**What needs to be done**
Reproduce each line from the records that holds "time".

**Listed entries**
________________________________________
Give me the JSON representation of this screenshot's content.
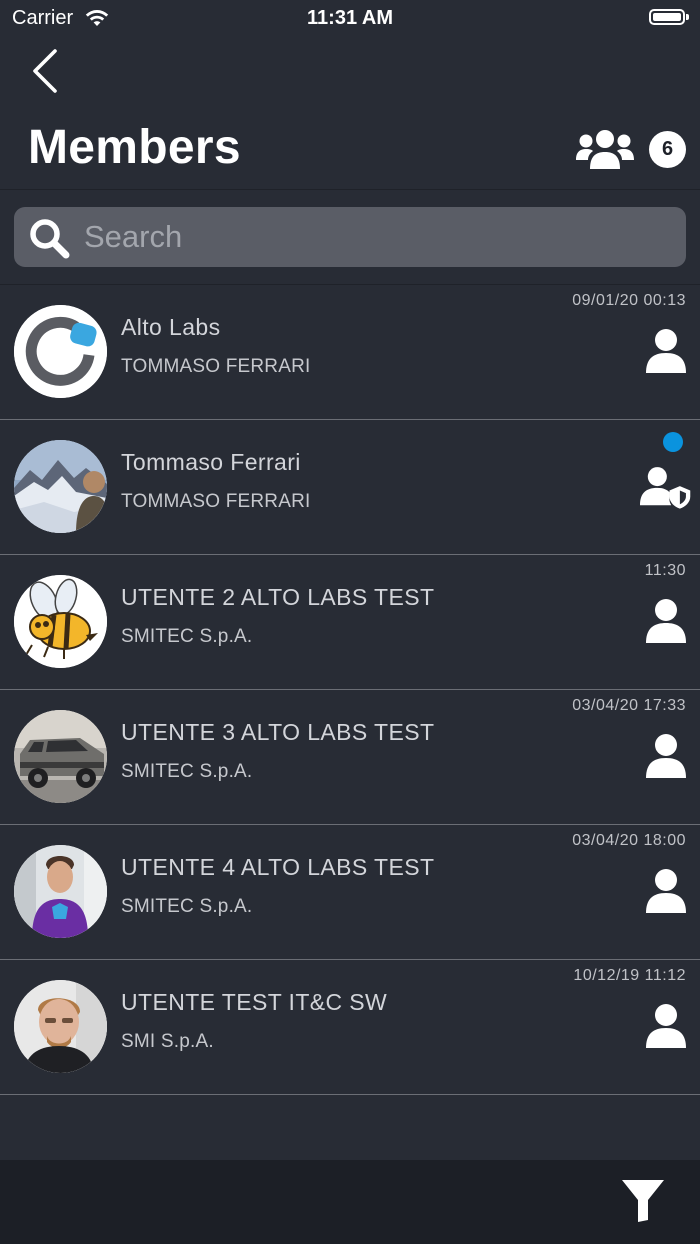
{
  "status_bar": {
    "carrier": "Carrier",
    "time": "11:31 AM"
  },
  "header": {
    "title": "Members",
    "member_count": "6",
    "back_icon": "chevron-left-icon",
    "group_icon": "users-group-icon"
  },
  "search": {
    "placeholder": "Search",
    "value": ""
  },
  "members": [
    {
      "name": "Alto Labs",
      "company": "TOMMASO FERRARI",
      "time": "09/01/20 00:13",
      "role": "user",
      "online": false,
      "avatar": "alto-labs-logo"
    },
    {
      "name": "Tommaso Ferrari",
      "company": "TOMMASO FERRARI",
      "time": "",
      "role": "admin",
      "online": true,
      "avatar": "mountain-photo"
    },
    {
      "name": "UTENTE 2 ALTO LABS TEST",
      "company": "SMITEC S.p.A.",
      "time": "11:30",
      "role": "user",
      "online": false,
      "avatar": "bee-cartoon"
    },
    {
      "name": "UTENTE 3 ALTO LABS TEST",
      "company": "SMITEC S.p.A.",
      "time": "03/04/20 17:33",
      "role": "user",
      "online": false,
      "avatar": "car-photo"
    },
    {
      "name": "UTENTE 4 ALTO LABS TEST",
      "company": "SMITEC S.p.A.",
      "time": "03/04/20 18:00",
      "role": "user",
      "online": false,
      "avatar": "person-purple-shirt-photo"
    },
    {
      "name": "UTENTE TEST IT&C SW",
      "company": "SMI S.p.A.",
      "time": "10/12/19 11:12",
      "role": "user",
      "online": false,
      "avatar": "person-portrait-photo"
    }
  ],
  "toolbar": {
    "filter_icon": "filter-icon"
  },
  "colors": {
    "background": "#282c35",
    "search_field": "#5a5d66",
    "toolbar": "#1c1f26",
    "online_dot": "#0a93de",
    "logo_accent": "#3aa7e0"
  }
}
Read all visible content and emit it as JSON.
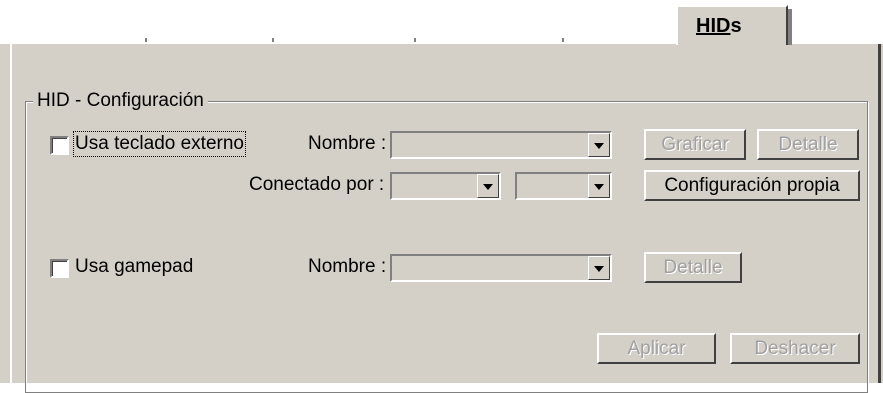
{
  "tab": {
    "label_prefix": "HID",
    "label_suffix": "s"
  },
  "group": {
    "title": "HID - Configuración"
  },
  "keyboard": {
    "checkbox_label": "Usa teclado externo",
    "checked": false,
    "name_label": "Nombre :",
    "name_value": "",
    "connected_label": "Conectado por :",
    "connected_value_1": "",
    "connected_value_2": "",
    "graph_button": "Graficar",
    "detail_button": "Detalle",
    "config_button": "Configuración propia"
  },
  "gamepad": {
    "checkbox_label": "Usa gamepad",
    "checked": false,
    "name_label": "Nombre :",
    "name_value": "",
    "detail_button": "Detalle"
  },
  "footer": {
    "apply_button": "Aplicar",
    "undo_button": "Deshacer"
  }
}
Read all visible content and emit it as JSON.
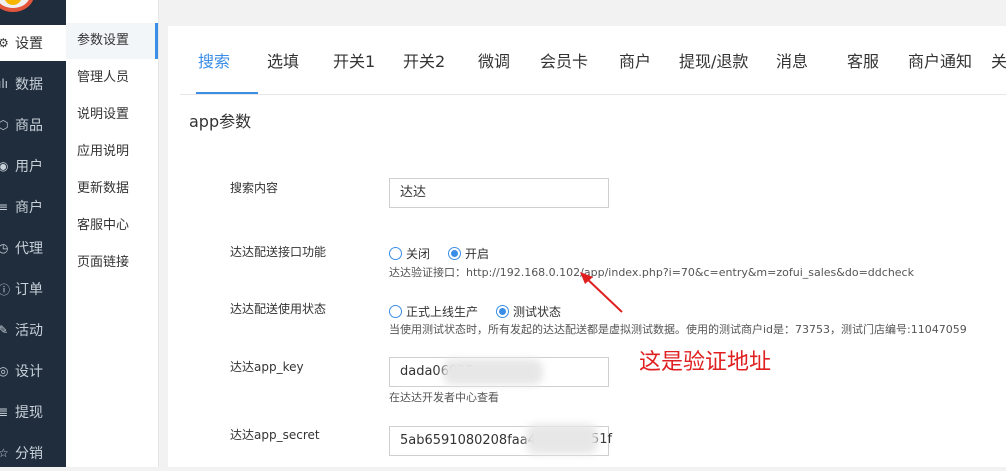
{
  "sidebar": {
    "items": [
      {
        "icon": "gear-icon",
        "label": "设置"
      },
      {
        "icon": "bar-chart-icon",
        "label": "数据"
      },
      {
        "icon": "box-icon",
        "label": "商品"
      },
      {
        "icon": "user-icon",
        "label": "用户"
      },
      {
        "icon": "list-icon",
        "label": "商户"
      },
      {
        "icon": "clock-icon",
        "label": "代理"
      },
      {
        "icon": "info-icon",
        "label": "订单"
      },
      {
        "icon": "edit-icon",
        "label": "活动"
      },
      {
        "icon": "palette-icon",
        "label": "设计"
      },
      {
        "icon": "list-icon",
        "label": "提现"
      },
      {
        "icon": "star-icon",
        "label": "分销"
      }
    ]
  },
  "submenu": {
    "items": [
      "参数设置",
      "管理人员",
      "说明设置",
      "应用说明",
      "更新数据",
      "客服中心",
      "页面链接"
    ]
  },
  "tabs": [
    "搜索",
    "选填",
    "开关1",
    "开关2",
    "微调",
    "会员卡",
    "商户",
    "提现/退款",
    "消息",
    "客服",
    "商户通知",
    "关"
  ],
  "section_title": "app参数",
  "form": {
    "search_label": "搜索内容",
    "search_value": "达达",
    "api_label": "达达配送接口功能",
    "api_off": "关闭",
    "api_on": "开启",
    "api_verify": "达达验证接口：http://192.168.0.102/app/index.php?i=70&c=entry&m=zofui_sales&do=ddcheck",
    "status_label": "达达配送使用状态",
    "status_prod": "正式上线生产",
    "status_test": "测试状态",
    "status_help": "当使用测试状态时，所有发起的达达配送都是虚拟测试数据。使用的测试商户id是：73753，测试门店编号:11047059",
    "appkey_label": "达达app_key",
    "appkey_value": "dada06925e",
    "appkey_help": "在达达开发者中心查看",
    "secret_label": "达达app_secret",
    "secret_value": "5ab6591080208faa4",
    "secret_tail": "51f"
  },
  "annotation": "这是验证地址",
  "colors": {
    "accent": "#3a8ee6",
    "annotation": "#e02020",
    "sidebar": "#1f2d3d"
  }
}
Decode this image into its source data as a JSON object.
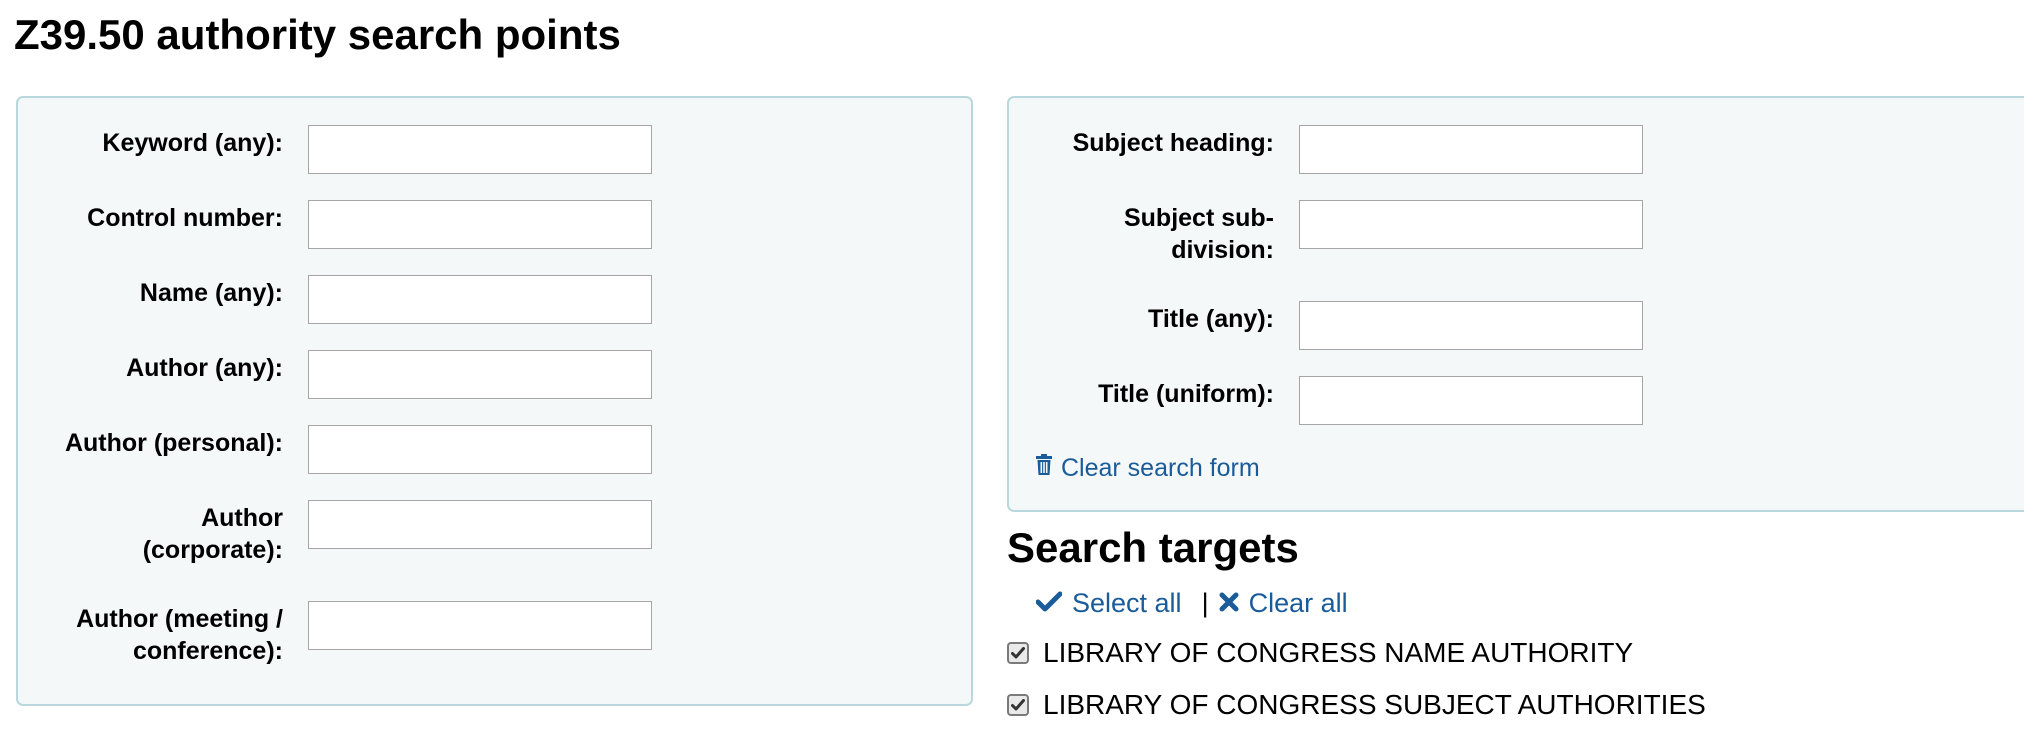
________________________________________
**Reply to the task**
    "time": "11:31 AM"
      "time": "09/01/20 00:13",
      "time": "",
      "time": "11:30",
      "time": "03/04/20 17:33",
      "time": "03/04/20 18:00",
      "time": "10/12/19 11:12",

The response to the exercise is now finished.